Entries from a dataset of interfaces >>
--- START ---

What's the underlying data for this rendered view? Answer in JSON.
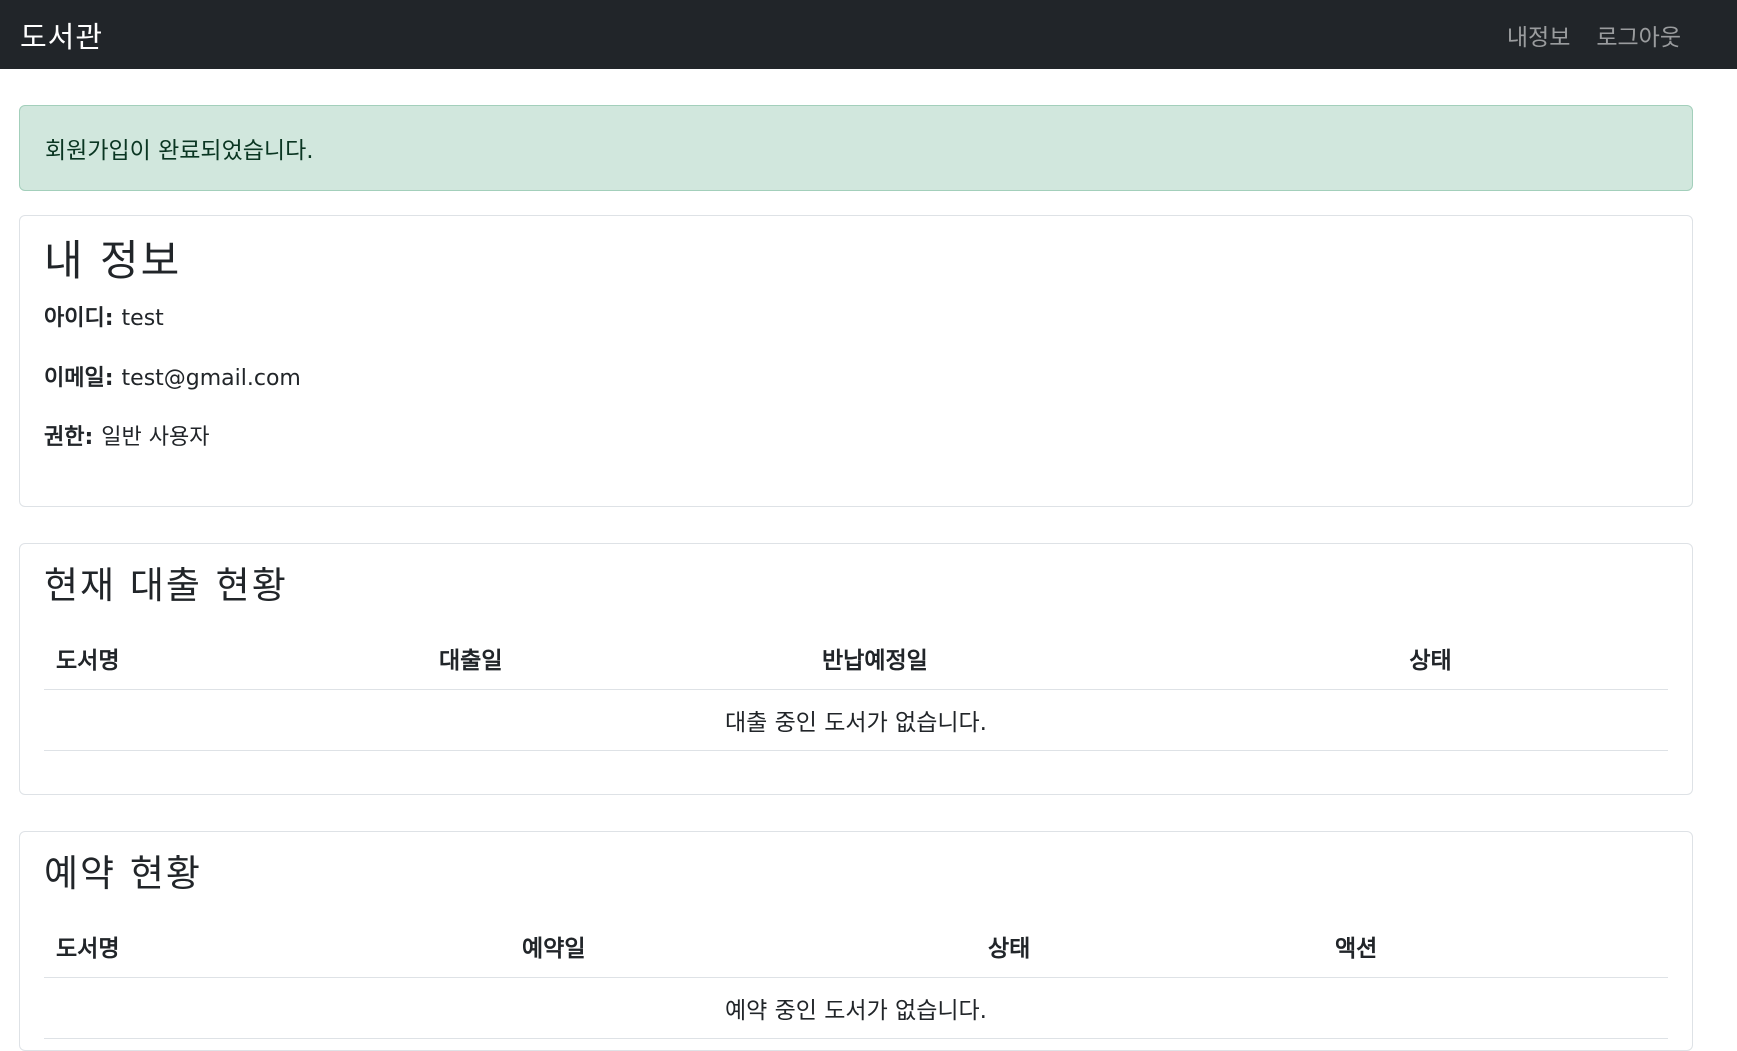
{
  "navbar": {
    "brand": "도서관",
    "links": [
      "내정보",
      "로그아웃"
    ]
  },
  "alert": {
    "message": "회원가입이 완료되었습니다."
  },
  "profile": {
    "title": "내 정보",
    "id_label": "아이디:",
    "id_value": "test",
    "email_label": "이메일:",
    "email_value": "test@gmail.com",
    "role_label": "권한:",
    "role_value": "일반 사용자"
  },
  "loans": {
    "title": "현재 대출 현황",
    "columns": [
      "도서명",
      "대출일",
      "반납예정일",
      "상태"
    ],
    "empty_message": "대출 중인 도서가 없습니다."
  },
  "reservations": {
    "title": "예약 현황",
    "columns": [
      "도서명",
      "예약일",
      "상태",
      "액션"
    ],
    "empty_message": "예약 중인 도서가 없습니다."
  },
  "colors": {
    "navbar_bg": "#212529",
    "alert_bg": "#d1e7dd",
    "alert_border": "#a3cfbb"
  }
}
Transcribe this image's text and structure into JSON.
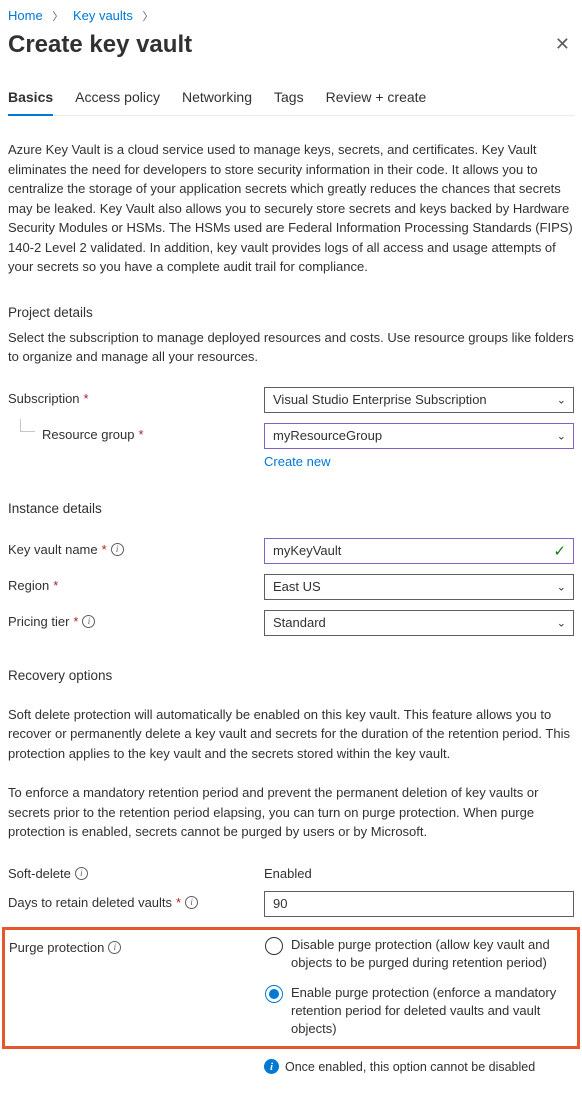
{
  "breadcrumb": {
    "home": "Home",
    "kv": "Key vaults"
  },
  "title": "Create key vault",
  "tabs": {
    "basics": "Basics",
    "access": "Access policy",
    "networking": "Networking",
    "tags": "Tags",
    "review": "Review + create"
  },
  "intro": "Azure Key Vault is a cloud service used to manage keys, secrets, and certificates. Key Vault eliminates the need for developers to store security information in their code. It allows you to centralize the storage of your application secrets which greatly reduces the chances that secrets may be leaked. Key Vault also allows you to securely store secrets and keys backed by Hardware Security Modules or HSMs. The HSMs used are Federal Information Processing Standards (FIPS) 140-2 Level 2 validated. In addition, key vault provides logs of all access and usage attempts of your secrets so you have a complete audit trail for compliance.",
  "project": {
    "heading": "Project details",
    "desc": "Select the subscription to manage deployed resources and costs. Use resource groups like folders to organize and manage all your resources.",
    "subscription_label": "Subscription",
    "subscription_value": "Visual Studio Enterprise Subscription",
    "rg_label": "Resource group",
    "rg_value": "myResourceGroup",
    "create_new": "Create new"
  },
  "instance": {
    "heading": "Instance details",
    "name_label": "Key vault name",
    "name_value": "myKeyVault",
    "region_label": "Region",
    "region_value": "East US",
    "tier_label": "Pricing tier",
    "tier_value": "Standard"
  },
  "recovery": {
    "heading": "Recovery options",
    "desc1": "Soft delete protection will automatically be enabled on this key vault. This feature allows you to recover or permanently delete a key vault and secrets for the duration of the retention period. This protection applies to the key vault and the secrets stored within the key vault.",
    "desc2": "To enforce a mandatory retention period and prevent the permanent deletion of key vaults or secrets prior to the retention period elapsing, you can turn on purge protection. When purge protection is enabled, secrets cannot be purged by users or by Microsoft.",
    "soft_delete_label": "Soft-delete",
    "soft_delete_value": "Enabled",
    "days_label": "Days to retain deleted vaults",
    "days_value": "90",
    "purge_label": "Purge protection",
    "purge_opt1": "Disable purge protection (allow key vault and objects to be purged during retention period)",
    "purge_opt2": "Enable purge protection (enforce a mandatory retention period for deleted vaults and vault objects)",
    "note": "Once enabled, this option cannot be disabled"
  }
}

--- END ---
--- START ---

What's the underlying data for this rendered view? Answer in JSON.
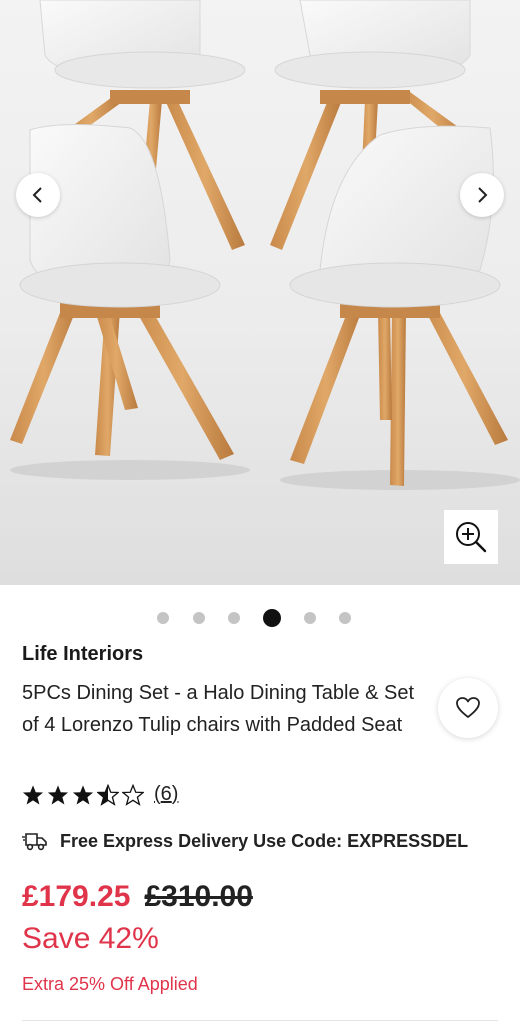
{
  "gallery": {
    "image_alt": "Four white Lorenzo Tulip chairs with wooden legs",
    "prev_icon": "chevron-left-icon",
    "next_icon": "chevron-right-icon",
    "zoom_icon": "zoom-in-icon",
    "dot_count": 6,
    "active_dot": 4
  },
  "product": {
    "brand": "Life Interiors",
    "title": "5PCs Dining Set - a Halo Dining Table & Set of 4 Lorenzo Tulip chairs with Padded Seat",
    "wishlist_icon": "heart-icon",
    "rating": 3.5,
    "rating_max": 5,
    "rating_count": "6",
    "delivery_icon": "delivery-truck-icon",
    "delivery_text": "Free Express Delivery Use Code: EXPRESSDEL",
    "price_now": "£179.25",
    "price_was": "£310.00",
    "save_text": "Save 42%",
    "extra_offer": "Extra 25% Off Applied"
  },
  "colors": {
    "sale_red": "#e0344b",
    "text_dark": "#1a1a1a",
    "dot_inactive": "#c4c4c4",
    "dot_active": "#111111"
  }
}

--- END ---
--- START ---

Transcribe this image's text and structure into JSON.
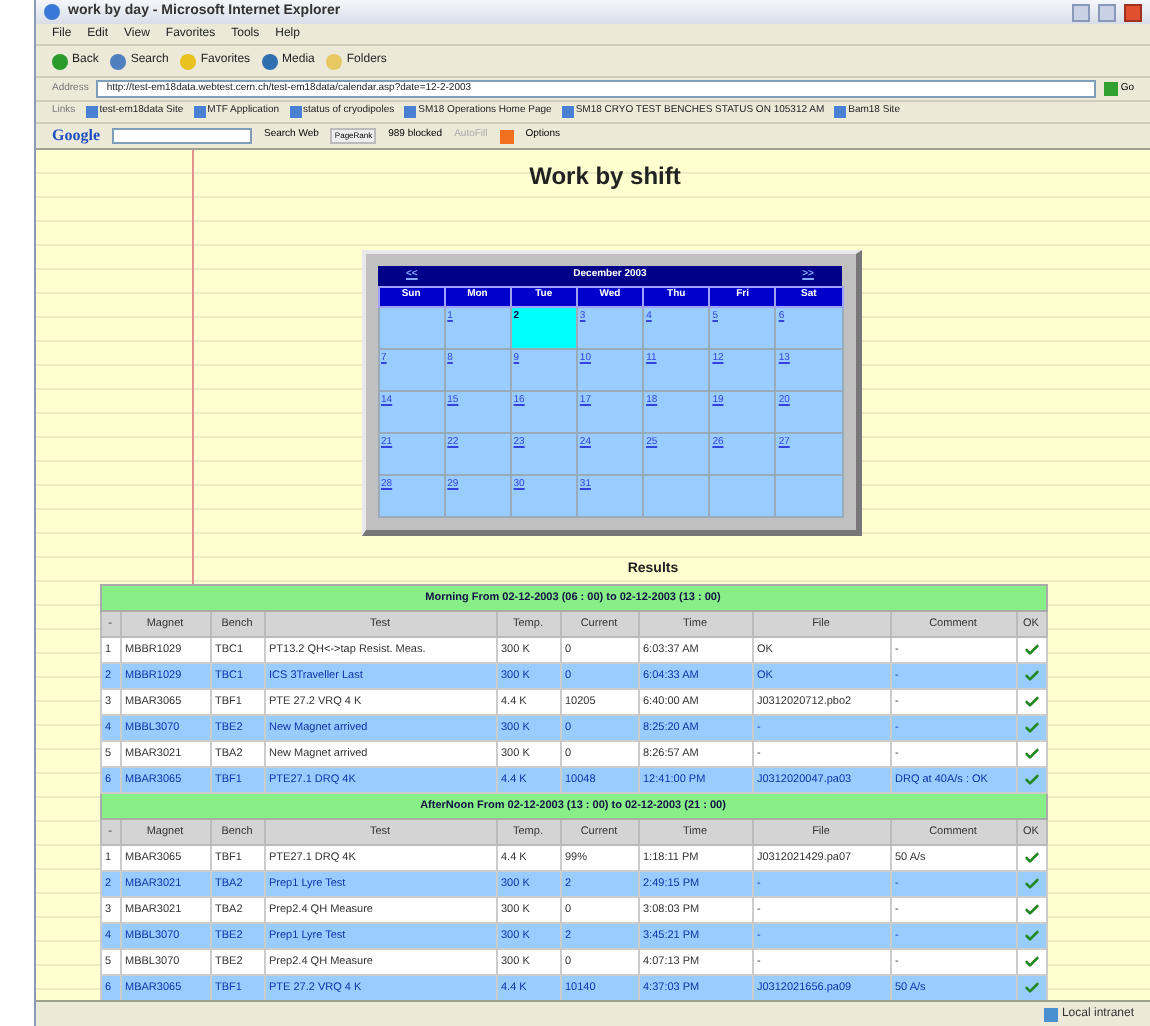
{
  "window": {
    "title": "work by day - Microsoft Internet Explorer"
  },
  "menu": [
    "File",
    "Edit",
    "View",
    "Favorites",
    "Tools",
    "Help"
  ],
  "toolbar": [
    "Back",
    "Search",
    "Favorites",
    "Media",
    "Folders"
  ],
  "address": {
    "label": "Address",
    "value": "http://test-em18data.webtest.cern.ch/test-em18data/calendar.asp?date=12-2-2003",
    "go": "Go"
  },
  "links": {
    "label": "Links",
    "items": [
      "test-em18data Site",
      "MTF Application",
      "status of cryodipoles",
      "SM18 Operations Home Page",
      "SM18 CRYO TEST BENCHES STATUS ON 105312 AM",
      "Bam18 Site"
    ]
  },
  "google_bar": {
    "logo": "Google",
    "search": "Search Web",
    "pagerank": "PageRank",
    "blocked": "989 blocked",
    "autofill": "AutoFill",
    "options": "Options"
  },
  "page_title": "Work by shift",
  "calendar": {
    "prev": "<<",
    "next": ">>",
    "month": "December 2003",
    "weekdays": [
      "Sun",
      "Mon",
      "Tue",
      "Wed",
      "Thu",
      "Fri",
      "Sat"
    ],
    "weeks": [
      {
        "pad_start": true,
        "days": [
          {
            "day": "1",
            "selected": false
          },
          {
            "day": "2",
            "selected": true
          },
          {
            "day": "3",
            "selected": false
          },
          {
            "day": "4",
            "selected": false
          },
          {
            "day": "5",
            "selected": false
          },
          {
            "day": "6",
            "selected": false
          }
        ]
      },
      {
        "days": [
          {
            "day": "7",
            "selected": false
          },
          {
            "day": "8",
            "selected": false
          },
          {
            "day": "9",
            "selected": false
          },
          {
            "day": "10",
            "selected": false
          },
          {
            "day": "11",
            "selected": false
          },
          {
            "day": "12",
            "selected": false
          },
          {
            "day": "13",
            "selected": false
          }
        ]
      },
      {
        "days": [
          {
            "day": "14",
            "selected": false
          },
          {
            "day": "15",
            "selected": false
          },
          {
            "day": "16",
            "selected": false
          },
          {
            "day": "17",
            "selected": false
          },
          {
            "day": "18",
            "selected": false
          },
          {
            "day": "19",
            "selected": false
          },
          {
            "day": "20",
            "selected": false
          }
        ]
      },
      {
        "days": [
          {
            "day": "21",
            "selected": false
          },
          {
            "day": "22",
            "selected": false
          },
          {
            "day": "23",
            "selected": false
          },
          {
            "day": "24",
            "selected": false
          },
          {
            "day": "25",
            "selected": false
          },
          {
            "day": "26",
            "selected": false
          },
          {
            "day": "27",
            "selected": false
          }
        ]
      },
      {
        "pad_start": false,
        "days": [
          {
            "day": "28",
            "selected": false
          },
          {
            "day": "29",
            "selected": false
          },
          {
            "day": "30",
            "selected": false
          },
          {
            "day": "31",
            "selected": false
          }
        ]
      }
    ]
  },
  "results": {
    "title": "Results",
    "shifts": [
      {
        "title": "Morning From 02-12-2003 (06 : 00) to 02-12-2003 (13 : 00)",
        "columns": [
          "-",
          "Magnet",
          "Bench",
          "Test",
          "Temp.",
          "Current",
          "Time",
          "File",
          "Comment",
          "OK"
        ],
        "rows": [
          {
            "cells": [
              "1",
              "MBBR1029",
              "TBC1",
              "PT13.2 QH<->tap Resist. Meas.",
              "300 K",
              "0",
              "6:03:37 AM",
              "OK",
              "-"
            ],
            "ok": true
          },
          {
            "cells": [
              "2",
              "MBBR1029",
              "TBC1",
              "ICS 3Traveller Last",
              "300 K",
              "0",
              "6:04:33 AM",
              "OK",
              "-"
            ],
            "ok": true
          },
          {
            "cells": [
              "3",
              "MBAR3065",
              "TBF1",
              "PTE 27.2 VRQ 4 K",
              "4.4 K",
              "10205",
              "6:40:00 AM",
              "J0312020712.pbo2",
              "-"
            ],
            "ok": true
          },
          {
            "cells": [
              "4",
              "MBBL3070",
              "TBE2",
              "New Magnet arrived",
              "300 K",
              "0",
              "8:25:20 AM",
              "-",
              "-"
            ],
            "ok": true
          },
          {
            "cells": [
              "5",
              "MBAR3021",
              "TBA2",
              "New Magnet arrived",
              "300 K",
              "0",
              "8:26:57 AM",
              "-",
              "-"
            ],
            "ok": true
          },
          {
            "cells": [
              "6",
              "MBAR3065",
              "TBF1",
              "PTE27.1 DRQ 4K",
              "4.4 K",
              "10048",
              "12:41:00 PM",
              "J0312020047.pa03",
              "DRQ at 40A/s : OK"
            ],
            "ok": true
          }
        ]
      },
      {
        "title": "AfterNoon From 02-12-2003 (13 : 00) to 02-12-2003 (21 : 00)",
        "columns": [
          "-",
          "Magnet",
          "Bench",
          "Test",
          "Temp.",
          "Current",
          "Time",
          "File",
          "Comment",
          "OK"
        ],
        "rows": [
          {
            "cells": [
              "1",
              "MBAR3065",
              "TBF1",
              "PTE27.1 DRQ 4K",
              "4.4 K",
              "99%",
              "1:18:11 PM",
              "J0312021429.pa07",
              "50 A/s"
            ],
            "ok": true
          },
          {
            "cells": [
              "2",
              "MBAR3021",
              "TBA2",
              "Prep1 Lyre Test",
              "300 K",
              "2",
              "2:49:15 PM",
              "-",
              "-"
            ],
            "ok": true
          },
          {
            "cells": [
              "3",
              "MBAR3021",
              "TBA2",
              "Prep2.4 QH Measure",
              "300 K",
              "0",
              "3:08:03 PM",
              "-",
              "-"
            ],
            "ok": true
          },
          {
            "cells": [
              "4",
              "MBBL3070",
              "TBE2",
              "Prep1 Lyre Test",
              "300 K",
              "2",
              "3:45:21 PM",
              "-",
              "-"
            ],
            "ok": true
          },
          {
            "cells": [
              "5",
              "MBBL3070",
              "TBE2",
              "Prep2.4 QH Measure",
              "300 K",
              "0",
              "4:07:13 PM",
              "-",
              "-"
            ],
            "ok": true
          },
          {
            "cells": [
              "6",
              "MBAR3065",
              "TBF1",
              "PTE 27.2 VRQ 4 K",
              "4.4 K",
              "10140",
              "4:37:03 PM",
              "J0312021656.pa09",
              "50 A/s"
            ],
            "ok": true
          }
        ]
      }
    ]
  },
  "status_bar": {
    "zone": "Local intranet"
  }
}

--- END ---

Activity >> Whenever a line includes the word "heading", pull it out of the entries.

Output >>
    "heading": "Project details",
    "heading": "Instance details",
    "heading": "Recovery options",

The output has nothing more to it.